[Exercise material Boundary: Start]

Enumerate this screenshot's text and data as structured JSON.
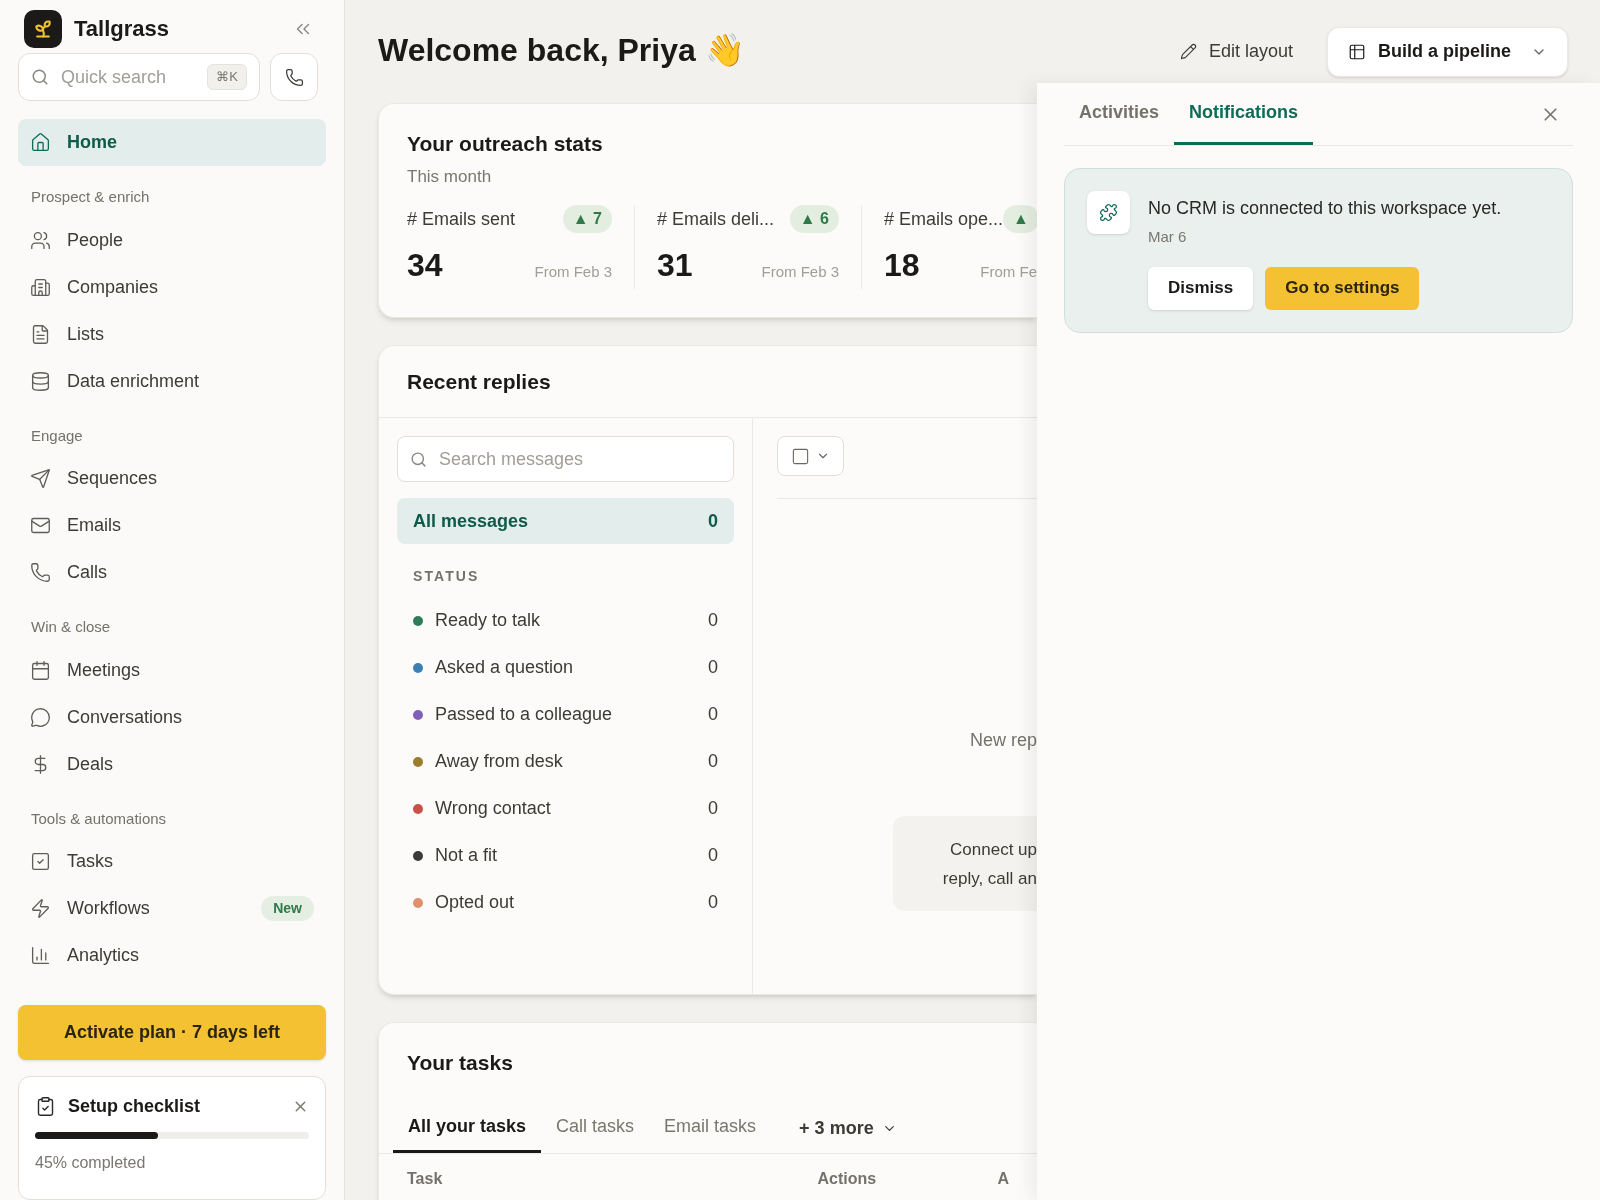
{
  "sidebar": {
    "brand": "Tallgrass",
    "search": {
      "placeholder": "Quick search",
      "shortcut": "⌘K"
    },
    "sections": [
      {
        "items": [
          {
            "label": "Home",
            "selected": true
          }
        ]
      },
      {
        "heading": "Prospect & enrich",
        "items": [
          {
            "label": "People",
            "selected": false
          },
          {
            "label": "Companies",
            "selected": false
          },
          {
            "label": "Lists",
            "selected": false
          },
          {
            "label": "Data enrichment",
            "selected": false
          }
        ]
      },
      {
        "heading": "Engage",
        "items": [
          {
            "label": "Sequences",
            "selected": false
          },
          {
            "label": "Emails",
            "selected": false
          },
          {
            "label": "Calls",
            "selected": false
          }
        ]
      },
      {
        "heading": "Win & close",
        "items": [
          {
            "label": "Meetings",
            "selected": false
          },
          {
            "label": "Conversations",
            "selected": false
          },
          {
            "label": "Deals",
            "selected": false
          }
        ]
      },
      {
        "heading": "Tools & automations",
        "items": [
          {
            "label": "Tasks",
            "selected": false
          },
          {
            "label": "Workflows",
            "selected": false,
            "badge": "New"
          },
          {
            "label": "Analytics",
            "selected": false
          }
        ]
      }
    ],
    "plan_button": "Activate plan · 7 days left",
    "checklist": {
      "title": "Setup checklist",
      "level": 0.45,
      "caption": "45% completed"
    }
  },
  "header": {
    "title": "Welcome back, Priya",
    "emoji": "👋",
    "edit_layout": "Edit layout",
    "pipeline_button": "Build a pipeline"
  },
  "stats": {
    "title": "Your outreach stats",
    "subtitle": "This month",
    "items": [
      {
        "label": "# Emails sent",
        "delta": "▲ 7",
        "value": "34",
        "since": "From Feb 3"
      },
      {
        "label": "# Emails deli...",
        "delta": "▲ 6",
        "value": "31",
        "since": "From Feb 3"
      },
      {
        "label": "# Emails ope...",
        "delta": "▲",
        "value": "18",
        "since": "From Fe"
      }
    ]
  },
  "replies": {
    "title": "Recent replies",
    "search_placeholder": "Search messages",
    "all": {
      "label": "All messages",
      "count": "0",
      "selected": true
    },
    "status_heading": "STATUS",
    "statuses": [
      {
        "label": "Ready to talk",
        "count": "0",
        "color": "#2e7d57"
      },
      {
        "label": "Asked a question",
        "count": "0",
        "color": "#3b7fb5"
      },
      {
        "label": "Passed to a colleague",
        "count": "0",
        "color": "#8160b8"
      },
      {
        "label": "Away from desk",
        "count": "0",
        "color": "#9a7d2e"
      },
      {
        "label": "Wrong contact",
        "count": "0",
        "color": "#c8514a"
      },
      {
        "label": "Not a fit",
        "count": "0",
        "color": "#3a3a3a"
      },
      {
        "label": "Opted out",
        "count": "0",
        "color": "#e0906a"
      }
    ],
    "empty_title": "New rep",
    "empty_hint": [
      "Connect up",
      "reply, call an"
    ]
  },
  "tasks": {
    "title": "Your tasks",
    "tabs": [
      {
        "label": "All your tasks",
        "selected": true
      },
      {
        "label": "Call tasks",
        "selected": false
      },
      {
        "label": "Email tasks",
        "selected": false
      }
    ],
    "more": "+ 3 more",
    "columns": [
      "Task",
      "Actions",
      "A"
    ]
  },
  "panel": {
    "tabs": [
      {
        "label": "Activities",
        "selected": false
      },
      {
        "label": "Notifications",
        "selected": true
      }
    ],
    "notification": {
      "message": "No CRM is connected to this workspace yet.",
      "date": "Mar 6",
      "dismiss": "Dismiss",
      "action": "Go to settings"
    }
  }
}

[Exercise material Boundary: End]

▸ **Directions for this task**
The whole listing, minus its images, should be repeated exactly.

▸ **Exercise result**
Enumerate this screenshot's text and data as structured JSON.
{
  "sidebar": {
    "brand": "Tallgrass",
    "search": {
      "placeholder": "Quick search",
      "shortcut": "⌘K"
    },
    "sections": [
      {
        "items": [
          {
            "label": "Home",
            "selected": true
          }
        ]
      },
      {
        "heading": "Prospect & enrich",
        "items": [
          {
            "label": "People",
            "selected": false
          },
          {
            "label": "Companies",
            "selected": false
          },
          {
            "label": "Lists",
            "selected": false
          },
          {
            "label": "Data enrichment",
            "selected": false
          }
        ]
      },
      {
        "heading": "Engage",
        "items": [
          {
            "label": "Sequences",
            "selected": false
          },
          {
            "label": "Emails",
            "selected": false
          },
          {
            "label": "Calls",
            "selected": false
          }
        ]
      },
      {
        "heading": "Win & close",
        "items": [
          {
            "label": "Meetings",
            "selected": false
          },
          {
            "label": "Conversations",
            "selected": false
          },
          {
            "label": "Deals",
            "selected": false
          }
        ]
      },
      {
        "heading": "Tools & automations",
        "items": [
          {
            "label": "Tasks",
            "selected": false
          },
          {
            "label": "Workflows",
            "selected": false,
            "badge": "New"
          },
          {
            "label": "Analytics",
            "selected": false
          }
        ]
      }
    ],
    "plan_button": "Activate plan · 7 days left",
    "checklist": {
      "title": "Setup checklist",
      "level": 0.45,
      "caption": "45% completed"
    }
  },
  "header": {
    "title": "Welcome back, Priya",
    "emoji": "👋",
    "edit_layout": "Edit layout",
    "pipeline_button": "Build a pipeline"
  },
  "stats": {
    "title": "Your outreach stats",
    "subtitle": "This month",
    "items": [
      {
        "label": "# Emails sent",
        "delta": "▲ 7",
        "value": "34",
        "since": "From Feb 3"
      },
      {
        "label": "# Emails deli...",
        "delta": "▲ 6",
        "value": "31",
        "since": "From Feb 3"
      },
      {
        "label": "# Emails ope...",
        "delta": "▲",
        "value": "18",
        "since": "From Fe"
      }
    ]
  },
  "replies": {
    "title": "Recent replies",
    "search_placeholder": "Search messages",
    "all": {
      "label": "All messages",
      "count": "0",
      "selected": true
    },
    "status_heading": "STATUS",
    "statuses": [
      {
        "label": "Ready to talk",
        "count": "0",
        "color": "#2e7d57"
      },
      {
        "label": "Asked a question",
        "count": "0",
        "color": "#3b7fb5"
      },
      {
        "label": "Passed to a colleague",
        "count": "0",
        "color": "#8160b8"
      },
      {
        "label": "Away from desk",
        "count": "0",
        "color": "#9a7d2e"
      },
      {
        "label": "Wrong contact",
        "count": "0",
        "color": "#c8514a"
      },
      {
        "label": "Not a fit",
        "count": "0",
        "color": "#3a3a3a"
      },
      {
        "label": "Opted out",
        "count": "0",
        "color": "#e0906a"
      }
    ],
    "empty_title": "New rep",
    "empty_hint": [
      "Connect up",
      "reply, call an"
    ]
  },
  "tasks": {
    "title": "Your tasks",
    "tabs": [
      {
        "label": "All your tasks",
        "selected": true
      },
      {
        "label": "Call tasks",
        "selected": false
      },
      {
        "label": "Email tasks",
        "selected": false
      }
    ],
    "more": "+ 3 more",
    "columns": [
      "Task",
      "Actions",
      "A"
    ]
  },
  "panel": {
    "tabs": [
      {
        "label": "Activities",
        "selected": false
      },
      {
        "label": "Notifications",
        "selected": true
      }
    ],
    "notification": {
      "message": "No CRM is connected to this workspace yet.",
      "date": "Mar 6",
      "dismiss": "Dismiss",
      "action": "Go to settings"
    }
  }
}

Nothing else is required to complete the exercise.